“People were so generous,” Cho said. “It was this big group effort, and it sort of set up a chain reaction (of giving) in San Francisco. … Google donated $2 million (to San Francisco homeless groups).”
It’s been more than 20 years since Cho tried to shoehorn her often-ribald stage persona into the mainstream ABC sitcom “All-American Girl,” the first network show to feature an a primarily Asian American cast. She detailed her unhappy experiences making the show in the 2000 standup film “I’m the One That I Want” and elsewhere. But she still takes pride in her forerunner status.
She loves “Fresh Off the Boat,” a current, more daring ABC sitcom about an Asian American family. Chef and author Eddie Huang, on whose experiences the show is based, sought her input in the show’s development stage, Cho said.
“It was very fulfilling for me because it was a chance to sort of rectify my mistakes from 21 years ago, and to sort of see something through,” Cho said. “It was really the dream realized. (And) they had a clip with me on the other night: the ‘Fresh Off the Boat’ family watching ‘All-American Girl.’”
Cho has not entered the mainstream since. But she tickles its edges. She appeared on the Lifetime series “Drop Dead Diva” throughout its five-year run, and co-hosted the talk show “All About Sex” earlier this year on TLC.
Cho made waves in January, when she appeared with Tina Fey and Amy Poehler at the Golden Globes. Cho, who previously portrayed North Korean dictator Kim Jong-il on Fey’s sitcom “30 Rock,” played a military minion of Kim Jong-un’s on the Globes broadcast, when the Sony-hack scandal still was fresh.
Cho caught criticism for what some called a cartoonish Asian stereotype.
“I would think that as a Korean, I would have permission to talk about my family,” Cho said, alluding to the backlash.
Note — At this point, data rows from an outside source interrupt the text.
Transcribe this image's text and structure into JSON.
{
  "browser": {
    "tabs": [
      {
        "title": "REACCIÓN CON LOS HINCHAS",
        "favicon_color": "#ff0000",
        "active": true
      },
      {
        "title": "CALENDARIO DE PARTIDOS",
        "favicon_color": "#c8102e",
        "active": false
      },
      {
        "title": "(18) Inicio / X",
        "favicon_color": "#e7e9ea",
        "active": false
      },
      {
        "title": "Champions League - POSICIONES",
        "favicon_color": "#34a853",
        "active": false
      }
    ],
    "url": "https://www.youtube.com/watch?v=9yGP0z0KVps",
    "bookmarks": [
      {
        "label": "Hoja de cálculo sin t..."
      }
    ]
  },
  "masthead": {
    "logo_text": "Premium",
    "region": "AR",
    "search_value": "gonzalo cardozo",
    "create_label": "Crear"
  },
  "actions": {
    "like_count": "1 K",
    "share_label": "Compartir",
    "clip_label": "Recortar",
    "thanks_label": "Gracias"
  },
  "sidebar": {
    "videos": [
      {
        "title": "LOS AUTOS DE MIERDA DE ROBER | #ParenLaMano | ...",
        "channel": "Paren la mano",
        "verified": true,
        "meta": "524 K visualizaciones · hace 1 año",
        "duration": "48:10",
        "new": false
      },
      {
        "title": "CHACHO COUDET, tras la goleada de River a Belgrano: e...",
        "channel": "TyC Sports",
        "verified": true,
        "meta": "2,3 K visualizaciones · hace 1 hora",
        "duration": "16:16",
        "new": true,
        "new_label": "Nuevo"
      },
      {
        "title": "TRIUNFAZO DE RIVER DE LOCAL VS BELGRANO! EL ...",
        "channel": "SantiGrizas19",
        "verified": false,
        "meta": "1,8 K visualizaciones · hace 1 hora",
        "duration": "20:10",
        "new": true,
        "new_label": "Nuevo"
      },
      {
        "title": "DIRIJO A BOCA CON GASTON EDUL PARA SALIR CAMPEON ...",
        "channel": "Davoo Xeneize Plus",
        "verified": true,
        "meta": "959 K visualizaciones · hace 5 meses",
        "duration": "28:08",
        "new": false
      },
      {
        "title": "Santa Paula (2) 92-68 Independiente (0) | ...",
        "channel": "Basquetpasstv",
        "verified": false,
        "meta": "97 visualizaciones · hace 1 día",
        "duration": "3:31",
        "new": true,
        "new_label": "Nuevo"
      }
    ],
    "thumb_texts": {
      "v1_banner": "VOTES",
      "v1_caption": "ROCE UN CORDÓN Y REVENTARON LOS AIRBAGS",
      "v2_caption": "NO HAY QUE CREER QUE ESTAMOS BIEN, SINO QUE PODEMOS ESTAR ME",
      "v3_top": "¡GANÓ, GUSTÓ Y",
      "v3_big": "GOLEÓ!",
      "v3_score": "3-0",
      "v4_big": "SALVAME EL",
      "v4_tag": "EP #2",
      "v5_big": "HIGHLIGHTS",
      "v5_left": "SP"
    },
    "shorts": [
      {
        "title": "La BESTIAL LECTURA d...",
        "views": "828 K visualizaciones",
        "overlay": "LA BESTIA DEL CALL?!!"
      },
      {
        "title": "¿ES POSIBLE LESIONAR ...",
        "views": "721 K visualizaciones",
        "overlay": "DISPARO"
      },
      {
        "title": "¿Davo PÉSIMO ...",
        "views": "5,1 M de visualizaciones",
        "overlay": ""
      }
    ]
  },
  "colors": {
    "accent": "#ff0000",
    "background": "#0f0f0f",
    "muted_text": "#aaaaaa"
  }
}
She has been doing a version of the North Korean military character for years, she said, and sees it as another outlet through which she can work through pain.
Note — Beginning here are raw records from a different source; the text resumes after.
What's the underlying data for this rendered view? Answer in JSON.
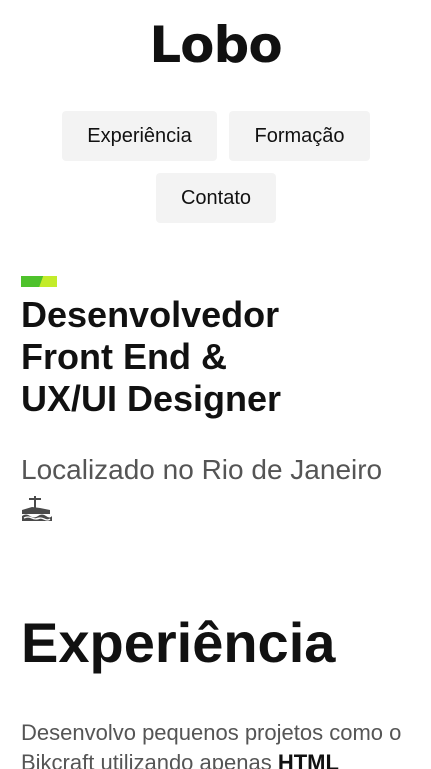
{
  "header": {
    "logo": "Lobo"
  },
  "nav": {
    "items": [
      {
        "label": "Experiência"
      },
      {
        "label": "Formação"
      },
      {
        "label": "Contato"
      }
    ]
  },
  "hero": {
    "title_lines": [
      "Desenvolvedor",
      "Front End &",
      "UX/UI Designer"
    ],
    "location": "Localizado no Rio de Janeiro",
    "location_icon": "rio-landmark-icon",
    "accent_colors": [
      "#4ec22c",
      "#c3ec2a"
    ]
  },
  "experience": {
    "title": "Experiência",
    "paragraph_lead": "Desenvolvo pequenos projetos como o Bikcraft utilizando apenas",
    "paragraph_strong": "HTML"
  }
}
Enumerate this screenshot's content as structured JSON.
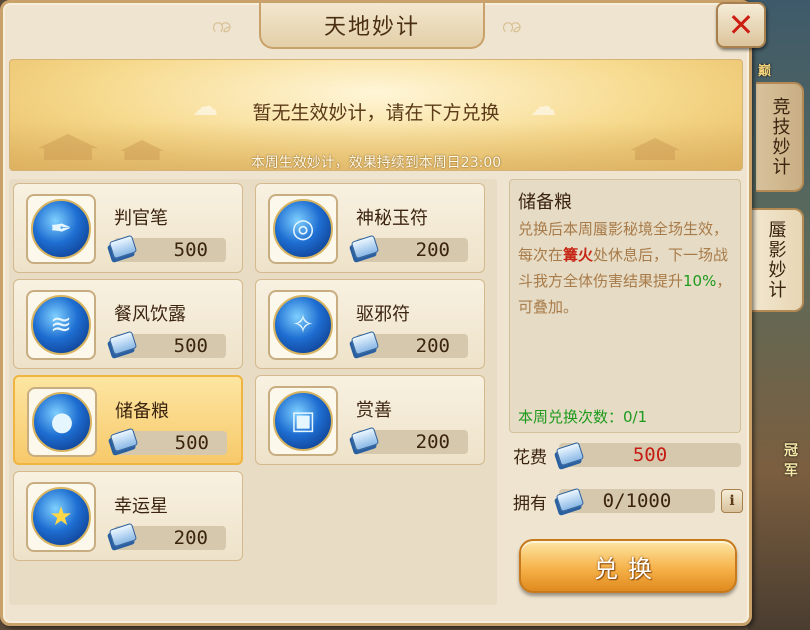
{
  "window": {
    "title": "天地妙计",
    "close_icon": "close-icon"
  },
  "banner": {
    "message": "暂无生效妙计，请在下方兑换",
    "sub_message": "本周生效妙计，效果持续到本周日23:00"
  },
  "items": [
    {
      "name": "判官笔",
      "price": "500",
      "icon": "brush-icon"
    },
    {
      "name": "神秘玉符",
      "price": "200",
      "icon": "jade-talisman-icon"
    },
    {
      "name": "餐风饮露",
      "price": "500",
      "icon": "wind-dew-icon"
    },
    {
      "name": "驱邪符",
      "price": "200",
      "icon": "exorcism-charm-icon"
    },
    {
      "name": "储备粮",
      "price": "500",
      "icon": "grain-sack-icon",
      "selected": true
    },
    {
      "name": "赏善",
      "price": "200",
      "icon": "gift-box-icon"
    },
    {
      "name": "幸运星",
      "price": "200",
      "icon": "lucky-star-icon"
    }
  ],
  "detail": {
    "title": "储备粮",
    "desc_part1": "兑换后本周蜃影秘境全场生效，每次在",
    "desc_highlight": "篝火",
    "desc_part2": "处休息后，下一场战斗我方全体伤害结果提升",
    "desc_percent": "10%",
    "desc_part3": "，可叠加。",
    "weekly_count": "本周兑换次数：0/1"
  },
  "cost": {
    "label": "花费",
    "value": "500"
  },
  "own": {
    "label": "拥有",
    "value": "0/1000",
    "info_label": "i"
  },
  "exchange_button": {
    "label": "兑换"
  },
  "side_tabs": [
    {
      "label": "竞技妙计",
      "active": false
    },
    {
      "label": "蜃影妙计",
      "active": true
    }
  ],
  "background": {
    "scene_text_1": "巅",
    "scene_text_2": "冠军"
  },
  "colors": {
    "accent_red": "#c62717",
    "accent_green": "#1e9a1e",
    "selected_gold": "#f7c96a"
  }
}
“Korea was just one country, and then it became a divided country (in 1945), and we lost half of our family,” she said. “It is a dark history. It brings a lot of joy to use comedy (about North Korea), because it is something that has caused a lot of suffering.”
- What: Live comedy, “The psyCHO” tour
- When: 7:30 and 10 p.m. Saturday, May 16
- Where: Cache Creek Casino Resort, 14455 Highway 16, Brooks
- Cost: $35-$49
- Information: www.cachecreek.com, (888) 772-2243